Nermin Hassan, who uses a wheelchair due to muscular dystrophy, wrote in an article for the modelling agency Models of Diversity:
“There are many undiscovered people sharing the same values as one another (about) feeling alone and abnormal as they have never seen someone they can relate to their selves in the media. Unfortunately placing a well known able-bodied model in a wheelchair such as Kylie Jenner doesn’t count.”
Disabled models began to take back their space by wearing a similar kink outfit as Kylie did in her photoshoot and posing with their actual mobility aid wheelchairs, and telling their stories about how their wheelchair is more than just a prop.
Other women who use wheelchairs as mobility aids fought back over Twitter:

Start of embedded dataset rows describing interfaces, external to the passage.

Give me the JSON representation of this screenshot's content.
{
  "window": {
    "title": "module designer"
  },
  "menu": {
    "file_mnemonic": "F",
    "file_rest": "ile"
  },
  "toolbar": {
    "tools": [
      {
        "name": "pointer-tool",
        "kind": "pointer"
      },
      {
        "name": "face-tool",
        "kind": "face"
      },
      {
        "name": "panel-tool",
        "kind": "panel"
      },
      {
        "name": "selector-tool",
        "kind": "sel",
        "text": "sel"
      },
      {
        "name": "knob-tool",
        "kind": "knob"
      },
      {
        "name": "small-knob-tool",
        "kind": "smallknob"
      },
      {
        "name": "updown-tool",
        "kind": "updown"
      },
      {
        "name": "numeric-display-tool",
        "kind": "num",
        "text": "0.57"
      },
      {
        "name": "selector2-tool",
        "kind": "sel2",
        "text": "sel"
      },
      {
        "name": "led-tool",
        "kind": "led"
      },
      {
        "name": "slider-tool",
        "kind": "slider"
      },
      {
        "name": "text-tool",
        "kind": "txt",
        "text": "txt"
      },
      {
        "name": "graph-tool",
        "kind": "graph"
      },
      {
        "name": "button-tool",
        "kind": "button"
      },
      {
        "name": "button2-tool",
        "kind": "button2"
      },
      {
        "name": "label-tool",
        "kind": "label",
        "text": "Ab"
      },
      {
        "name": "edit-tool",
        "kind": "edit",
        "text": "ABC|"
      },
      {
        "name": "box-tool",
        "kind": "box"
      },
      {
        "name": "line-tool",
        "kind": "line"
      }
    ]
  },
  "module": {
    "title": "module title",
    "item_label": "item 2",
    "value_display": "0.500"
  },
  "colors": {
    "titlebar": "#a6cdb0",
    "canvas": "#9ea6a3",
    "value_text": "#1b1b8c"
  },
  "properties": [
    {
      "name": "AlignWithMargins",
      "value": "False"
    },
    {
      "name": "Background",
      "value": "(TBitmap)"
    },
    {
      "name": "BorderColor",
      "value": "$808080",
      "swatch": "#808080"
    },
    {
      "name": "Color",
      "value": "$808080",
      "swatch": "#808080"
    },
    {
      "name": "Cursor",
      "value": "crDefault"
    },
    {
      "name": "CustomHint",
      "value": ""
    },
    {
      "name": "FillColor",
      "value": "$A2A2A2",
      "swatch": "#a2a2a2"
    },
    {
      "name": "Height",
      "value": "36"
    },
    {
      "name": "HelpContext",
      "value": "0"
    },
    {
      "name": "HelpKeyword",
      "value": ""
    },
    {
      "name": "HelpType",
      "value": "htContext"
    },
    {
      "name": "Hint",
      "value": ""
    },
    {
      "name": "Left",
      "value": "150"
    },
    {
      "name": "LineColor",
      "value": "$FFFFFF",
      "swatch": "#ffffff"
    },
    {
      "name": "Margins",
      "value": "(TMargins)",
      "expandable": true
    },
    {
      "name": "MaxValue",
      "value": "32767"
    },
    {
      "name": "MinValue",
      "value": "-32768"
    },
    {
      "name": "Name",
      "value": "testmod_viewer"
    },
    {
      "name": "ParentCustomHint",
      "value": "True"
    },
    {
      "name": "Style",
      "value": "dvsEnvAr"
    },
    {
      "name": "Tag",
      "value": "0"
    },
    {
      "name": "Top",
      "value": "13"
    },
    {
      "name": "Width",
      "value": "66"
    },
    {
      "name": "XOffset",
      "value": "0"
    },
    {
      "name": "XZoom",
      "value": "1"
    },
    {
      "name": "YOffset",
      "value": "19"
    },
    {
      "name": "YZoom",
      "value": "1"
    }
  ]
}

So why am I bringing up something that happened in December of 2015 now, at the end of the hellish epoch of 2020?
To bring up the lessons that we and the media circus learned five years ago about disability representation, which can be summarized as thus:
- If you are portraying a disabled person in an art statement, consult with disabled people so that your statement has the best chance of being positively received by the demographic.
- If you are portraying a disabled person in an art statement, hire an artist with that disability, or at least who uses that aid! If you cannot find an artist with the disability being portrayed, or who uses the aid that is part of the statement, you simply did not look.
- Knowing a disabled person does not give you expertise in disability representation.
- Make sure that disabled people are the ones telling, and in control of, the story.
These are four simple lessons that we accepted, learned, and moved on toward a better future of disability representation.
Australian singer/songwriter/voice actress/director Sia is publishing a film starring Kate Hudson as Zu, a woman living with addictions, who becomes the sole guardian of a non-speaking autistic woman named Music. Music, contrary to the disability representation lessons we had already learned from the Kylie Jenner disaster, will not be portrayed by a non-speaking woman, an autistic woman, or even an openly neurodivergent woman. The neurotypical Maddie Ziegler will instead be putting on a performance for us of what Sia thinks it means to be a non-speaking autistic woman.
Under Sia’s direction, Maddie learned how to portray autistic people by watching exploitative videos of autistic meltdowns uploaded to Youtube by parents of autistic children, and consulted with the pro-cure hate organization Autism Speaks to learn about autistic people.
Instead of casting an autistic actor, Sia stated that “casting someone at her level of functioning was cruel, not kind, so I made the executive decision that we would do our best to lovingly represent the community.“
Sia has broken all four of these very simple, critical, four rules of representation, and has abused autistic people on Twitter who have put emotional labour into teaching her compassion for our community.
So if Sia is unwilling to learn from December 2015, is there anything that we can learn?
Can we learn how to take back the space that Sia has stolen from autistic people, as the wheelchair-using models who took back their space from Kylie Jenner did?
Can we learn how to support each other when we are collectively abused by a high-profile celebrity punching down at less-powerful people?
Can we learn how to enforce these four very simple reference points for making art that the people depicted by it will enjoy?
And can we learn how to ensure that we are not back here in 2025 with another privileged voice speaking over disabled people believing that they can freely use our voice and our image for their profit and playtime?